It all – the negative publicity, the security concerns – - added up to make merchants wary of adopting Passport.

And so few Web sites adopted Passport – and its most prominent non-Microsoft user, eBay, stopped using Passport in late January.

The future

Microsoft has said it will no longer be developing Passport as a universal identity validation tool, but will continue to use it in-house (so if you have a Hotmail account, you'll continue to sign in with Passport).

But the need, or at least desire, for a universal identify verification tool for online merchants still exists.

The Liberty Alliance is a consortium of more than 150 business, non-profit organizations and governmental bodies working to create a Passport-like tool: One that will not raise anti-trust issues, be truly secure and have the trust of consumers.

More mobile choices

Everyone with a cell phone made in, say, the past five or six years can get e-mail on their phone – at least, for a price.

PDAs and palmtop computers can also access e-mail via wireless connectivity.

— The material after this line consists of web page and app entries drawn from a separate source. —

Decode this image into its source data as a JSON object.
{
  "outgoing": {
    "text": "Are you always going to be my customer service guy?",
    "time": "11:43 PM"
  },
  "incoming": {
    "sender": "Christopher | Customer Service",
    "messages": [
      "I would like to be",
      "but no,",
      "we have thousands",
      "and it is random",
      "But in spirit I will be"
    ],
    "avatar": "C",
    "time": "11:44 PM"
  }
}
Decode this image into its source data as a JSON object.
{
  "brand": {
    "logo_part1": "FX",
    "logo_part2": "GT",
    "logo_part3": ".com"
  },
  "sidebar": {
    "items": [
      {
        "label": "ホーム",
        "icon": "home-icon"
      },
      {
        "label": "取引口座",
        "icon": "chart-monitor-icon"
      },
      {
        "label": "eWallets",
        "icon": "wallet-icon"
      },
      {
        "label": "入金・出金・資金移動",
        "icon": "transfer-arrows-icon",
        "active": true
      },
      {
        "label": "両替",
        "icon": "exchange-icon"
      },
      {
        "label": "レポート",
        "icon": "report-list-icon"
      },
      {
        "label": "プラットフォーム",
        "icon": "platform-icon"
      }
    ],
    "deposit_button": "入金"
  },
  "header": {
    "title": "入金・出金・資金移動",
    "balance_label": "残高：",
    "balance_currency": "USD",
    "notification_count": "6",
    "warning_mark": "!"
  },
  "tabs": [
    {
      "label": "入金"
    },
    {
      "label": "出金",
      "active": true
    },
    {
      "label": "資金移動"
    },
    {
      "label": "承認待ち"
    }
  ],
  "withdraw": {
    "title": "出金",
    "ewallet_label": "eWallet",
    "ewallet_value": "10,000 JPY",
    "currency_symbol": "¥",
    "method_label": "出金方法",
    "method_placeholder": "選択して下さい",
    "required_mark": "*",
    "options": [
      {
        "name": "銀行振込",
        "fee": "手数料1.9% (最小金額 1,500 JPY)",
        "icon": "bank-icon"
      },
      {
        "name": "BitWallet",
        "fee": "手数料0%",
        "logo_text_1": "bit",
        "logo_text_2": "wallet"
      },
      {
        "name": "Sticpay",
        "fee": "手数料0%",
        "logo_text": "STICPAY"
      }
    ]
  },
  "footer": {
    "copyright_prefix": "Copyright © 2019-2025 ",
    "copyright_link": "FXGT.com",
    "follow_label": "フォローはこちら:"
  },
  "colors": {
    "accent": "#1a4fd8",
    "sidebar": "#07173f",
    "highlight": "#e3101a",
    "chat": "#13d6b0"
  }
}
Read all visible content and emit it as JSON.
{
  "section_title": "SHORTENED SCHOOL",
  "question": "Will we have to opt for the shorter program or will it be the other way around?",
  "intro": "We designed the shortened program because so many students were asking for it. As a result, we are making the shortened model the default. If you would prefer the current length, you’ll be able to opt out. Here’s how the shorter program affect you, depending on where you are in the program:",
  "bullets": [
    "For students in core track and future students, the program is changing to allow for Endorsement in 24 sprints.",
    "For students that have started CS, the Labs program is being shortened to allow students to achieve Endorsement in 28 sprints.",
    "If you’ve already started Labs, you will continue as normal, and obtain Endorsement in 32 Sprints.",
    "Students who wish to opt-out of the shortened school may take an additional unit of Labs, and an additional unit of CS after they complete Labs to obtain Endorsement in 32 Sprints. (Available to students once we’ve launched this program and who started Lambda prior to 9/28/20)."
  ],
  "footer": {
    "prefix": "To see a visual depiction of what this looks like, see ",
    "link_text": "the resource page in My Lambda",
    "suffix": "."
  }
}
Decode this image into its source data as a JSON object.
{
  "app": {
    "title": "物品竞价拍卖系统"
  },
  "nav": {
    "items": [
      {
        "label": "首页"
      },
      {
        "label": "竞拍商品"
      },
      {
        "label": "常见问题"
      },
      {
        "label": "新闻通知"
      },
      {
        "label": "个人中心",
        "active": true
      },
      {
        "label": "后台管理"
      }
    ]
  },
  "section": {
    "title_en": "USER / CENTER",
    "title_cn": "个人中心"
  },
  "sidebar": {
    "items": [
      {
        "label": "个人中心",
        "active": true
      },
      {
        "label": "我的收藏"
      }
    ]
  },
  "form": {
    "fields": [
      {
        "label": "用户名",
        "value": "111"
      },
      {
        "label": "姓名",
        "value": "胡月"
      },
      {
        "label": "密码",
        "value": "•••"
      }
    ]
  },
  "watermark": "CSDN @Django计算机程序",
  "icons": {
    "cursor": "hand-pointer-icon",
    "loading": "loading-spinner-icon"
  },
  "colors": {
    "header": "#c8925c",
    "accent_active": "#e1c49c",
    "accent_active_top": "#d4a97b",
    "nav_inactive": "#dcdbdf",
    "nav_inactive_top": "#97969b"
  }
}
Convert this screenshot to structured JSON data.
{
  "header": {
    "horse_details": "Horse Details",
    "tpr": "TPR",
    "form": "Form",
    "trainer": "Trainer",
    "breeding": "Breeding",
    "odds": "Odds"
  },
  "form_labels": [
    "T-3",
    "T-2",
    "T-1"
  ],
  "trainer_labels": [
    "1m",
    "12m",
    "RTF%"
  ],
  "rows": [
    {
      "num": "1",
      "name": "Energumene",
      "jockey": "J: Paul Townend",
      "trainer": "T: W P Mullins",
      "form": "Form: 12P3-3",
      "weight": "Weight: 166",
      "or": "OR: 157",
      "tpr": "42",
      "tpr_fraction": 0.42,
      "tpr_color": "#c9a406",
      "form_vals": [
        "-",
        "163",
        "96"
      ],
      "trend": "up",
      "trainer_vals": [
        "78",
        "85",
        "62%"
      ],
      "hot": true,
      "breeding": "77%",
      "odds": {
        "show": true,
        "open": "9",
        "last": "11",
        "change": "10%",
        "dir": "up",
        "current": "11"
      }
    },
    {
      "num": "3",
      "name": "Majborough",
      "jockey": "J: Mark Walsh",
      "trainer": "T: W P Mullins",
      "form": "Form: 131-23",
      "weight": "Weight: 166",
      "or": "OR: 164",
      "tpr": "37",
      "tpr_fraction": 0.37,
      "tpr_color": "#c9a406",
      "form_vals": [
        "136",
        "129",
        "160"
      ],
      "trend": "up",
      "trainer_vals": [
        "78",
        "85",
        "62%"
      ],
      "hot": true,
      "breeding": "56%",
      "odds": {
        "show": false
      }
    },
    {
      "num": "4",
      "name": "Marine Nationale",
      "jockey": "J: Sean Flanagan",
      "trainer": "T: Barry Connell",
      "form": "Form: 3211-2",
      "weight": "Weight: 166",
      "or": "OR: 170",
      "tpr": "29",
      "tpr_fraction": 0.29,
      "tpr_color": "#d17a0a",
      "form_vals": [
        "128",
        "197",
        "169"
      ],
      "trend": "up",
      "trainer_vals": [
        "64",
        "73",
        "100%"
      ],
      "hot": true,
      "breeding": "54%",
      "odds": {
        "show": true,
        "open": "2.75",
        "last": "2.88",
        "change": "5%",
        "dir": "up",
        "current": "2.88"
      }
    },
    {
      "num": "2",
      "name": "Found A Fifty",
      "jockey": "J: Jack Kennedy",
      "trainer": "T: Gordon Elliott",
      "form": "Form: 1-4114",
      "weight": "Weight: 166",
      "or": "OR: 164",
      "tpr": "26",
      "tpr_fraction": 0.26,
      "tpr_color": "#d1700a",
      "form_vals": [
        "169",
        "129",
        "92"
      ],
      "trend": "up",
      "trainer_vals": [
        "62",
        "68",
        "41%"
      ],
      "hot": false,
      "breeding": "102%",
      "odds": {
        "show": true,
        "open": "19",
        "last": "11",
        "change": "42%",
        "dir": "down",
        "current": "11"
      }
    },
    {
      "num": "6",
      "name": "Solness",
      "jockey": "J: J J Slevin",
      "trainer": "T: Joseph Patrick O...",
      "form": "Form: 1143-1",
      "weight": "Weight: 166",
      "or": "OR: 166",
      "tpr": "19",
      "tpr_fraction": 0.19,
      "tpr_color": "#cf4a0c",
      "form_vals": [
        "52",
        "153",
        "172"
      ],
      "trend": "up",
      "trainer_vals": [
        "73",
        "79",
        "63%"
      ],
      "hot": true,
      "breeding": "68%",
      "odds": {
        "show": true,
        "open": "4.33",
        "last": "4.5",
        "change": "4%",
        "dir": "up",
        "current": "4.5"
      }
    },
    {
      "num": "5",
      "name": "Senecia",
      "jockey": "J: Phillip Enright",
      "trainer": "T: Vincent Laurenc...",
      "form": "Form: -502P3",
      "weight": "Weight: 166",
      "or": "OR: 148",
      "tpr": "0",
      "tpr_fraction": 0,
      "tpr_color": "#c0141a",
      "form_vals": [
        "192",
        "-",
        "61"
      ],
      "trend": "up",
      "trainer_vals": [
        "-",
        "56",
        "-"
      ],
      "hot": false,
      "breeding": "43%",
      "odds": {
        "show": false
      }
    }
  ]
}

But the concept of mobile computing takes in more than smaller and smaller devices. What about the new flash USB sticks?

Ritlabs, a Moldova-based software company, has published TheBat! e-mail client for several years now. It's a good, solid client – one I've used for the past year and been quite happy with. Ritlabs now has issued TheBat! Voyager – a mobile e-mail client that works with a flash stick to enable you to not only access your e-mail from any USB-enabled computer with Internet access, but to have your address book and all your mail boxes available wherever you go.

Not having a flash stick nor a PC that would recognize one (yeah, yeah, you think I don't know it's time to upgrade?), I haven't tested Voyager.

But it is certainly an imaginative approach to mobile computing.

More on Gmail accounts

Those six Gmail accounts I had were gone within a few hours of the column offering them. However, Google slowly replenished my supply of invites, so about 18 readers got Gmail accounts all told.

While Gmail is still in Beta as this is written in mid-February, Google is apparently getting ready to ramp it up. I now have 50 invites on my account, and, after signing up some months ago to get more information about Gmail (off a link that no longer seems to exist on the Gmail welcome screen), I received an e-mail to one of my other accounts offering me a free Gmail account.

Probably getting close to Gmail going public.